▶ [Task to complete]
Comb the records below for the string "swatch" and copy each line where it turns up.

>>>

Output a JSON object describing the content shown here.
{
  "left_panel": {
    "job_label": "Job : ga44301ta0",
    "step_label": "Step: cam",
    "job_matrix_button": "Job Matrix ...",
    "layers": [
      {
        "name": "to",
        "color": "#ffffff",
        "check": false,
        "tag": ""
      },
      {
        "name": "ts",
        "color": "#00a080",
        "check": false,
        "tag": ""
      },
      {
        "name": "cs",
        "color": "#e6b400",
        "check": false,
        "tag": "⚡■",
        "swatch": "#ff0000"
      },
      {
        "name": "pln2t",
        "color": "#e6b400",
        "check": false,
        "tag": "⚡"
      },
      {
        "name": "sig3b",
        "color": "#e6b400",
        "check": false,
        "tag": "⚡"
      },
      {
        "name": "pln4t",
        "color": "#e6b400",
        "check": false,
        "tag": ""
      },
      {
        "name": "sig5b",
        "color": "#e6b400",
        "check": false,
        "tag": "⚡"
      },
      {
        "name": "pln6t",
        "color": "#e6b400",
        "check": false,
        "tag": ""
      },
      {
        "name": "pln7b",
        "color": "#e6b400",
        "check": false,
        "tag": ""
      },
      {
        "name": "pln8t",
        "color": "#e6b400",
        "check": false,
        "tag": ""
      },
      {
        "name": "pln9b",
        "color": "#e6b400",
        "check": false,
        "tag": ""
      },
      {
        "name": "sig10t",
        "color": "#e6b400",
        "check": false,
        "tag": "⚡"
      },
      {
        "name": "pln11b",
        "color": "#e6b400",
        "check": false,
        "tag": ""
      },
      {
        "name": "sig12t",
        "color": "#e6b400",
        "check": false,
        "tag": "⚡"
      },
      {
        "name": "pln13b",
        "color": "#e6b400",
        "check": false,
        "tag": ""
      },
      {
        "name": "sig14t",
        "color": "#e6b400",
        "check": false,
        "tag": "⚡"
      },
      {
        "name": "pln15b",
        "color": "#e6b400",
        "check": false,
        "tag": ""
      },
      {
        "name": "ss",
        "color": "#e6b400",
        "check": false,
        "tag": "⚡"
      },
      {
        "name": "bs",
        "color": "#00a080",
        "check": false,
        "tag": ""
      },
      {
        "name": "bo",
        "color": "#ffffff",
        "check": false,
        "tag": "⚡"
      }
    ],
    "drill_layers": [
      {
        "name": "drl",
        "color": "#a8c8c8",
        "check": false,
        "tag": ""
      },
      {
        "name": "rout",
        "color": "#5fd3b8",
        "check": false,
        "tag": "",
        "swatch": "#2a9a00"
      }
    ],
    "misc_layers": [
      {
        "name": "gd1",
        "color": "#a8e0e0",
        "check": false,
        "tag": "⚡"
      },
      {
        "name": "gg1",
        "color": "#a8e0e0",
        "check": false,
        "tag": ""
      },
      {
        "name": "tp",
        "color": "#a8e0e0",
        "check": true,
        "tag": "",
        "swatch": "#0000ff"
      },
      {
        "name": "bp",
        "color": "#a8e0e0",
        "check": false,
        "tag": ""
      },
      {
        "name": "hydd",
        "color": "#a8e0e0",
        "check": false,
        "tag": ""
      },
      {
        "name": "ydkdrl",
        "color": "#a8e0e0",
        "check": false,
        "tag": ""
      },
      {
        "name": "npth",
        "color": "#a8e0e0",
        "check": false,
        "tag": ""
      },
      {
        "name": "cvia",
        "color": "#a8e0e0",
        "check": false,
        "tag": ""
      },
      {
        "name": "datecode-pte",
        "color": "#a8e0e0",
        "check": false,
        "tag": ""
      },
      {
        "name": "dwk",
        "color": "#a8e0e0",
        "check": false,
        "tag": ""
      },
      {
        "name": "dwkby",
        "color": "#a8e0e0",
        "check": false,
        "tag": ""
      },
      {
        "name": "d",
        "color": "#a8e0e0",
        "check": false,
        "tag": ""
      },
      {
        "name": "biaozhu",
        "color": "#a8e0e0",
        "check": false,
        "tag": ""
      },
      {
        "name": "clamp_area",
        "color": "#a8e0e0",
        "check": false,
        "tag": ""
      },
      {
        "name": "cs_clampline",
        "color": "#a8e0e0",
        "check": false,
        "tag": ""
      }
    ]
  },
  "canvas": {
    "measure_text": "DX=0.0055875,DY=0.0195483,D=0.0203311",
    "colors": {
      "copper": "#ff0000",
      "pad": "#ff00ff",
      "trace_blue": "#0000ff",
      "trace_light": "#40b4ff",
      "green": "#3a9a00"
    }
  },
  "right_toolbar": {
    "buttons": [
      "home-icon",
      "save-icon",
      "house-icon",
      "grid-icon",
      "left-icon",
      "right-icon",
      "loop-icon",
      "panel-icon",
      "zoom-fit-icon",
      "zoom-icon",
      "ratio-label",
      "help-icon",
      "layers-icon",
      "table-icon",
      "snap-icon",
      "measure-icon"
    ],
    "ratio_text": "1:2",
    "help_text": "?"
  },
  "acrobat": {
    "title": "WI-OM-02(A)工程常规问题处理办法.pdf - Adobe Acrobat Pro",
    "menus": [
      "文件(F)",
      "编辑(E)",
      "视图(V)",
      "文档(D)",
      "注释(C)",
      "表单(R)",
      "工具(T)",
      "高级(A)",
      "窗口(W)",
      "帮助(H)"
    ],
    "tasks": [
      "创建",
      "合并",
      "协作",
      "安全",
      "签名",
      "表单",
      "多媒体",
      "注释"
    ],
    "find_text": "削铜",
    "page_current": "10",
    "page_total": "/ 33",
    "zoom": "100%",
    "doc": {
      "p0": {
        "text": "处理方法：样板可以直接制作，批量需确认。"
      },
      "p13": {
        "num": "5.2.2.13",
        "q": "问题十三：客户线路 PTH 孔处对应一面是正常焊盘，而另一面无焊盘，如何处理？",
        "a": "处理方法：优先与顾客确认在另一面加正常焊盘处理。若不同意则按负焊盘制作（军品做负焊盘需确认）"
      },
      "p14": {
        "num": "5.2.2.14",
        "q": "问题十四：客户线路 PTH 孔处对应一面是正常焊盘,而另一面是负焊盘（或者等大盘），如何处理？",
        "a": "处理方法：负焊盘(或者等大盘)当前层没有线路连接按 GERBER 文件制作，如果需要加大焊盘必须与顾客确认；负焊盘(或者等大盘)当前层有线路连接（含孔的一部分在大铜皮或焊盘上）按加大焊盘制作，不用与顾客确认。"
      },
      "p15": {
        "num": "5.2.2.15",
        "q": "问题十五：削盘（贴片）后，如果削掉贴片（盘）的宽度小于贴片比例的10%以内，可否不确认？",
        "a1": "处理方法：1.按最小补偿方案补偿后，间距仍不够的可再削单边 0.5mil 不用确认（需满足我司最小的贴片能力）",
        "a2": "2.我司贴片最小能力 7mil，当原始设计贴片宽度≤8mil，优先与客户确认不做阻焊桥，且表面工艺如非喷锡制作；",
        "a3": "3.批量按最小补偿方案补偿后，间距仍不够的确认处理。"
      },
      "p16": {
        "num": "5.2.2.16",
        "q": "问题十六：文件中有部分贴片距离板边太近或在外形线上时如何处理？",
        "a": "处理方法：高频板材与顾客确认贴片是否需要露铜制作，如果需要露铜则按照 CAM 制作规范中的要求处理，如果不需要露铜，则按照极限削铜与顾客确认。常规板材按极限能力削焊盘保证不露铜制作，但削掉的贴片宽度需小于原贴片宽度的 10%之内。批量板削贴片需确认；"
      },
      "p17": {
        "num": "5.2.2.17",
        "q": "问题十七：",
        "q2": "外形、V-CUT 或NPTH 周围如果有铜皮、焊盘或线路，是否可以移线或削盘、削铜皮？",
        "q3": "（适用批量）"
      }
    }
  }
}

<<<

▶ [Answer to this exercise]
        "swatch": "#ff0000"
        "swatch": "#2a9a00"
        "swatch": "#0000ff"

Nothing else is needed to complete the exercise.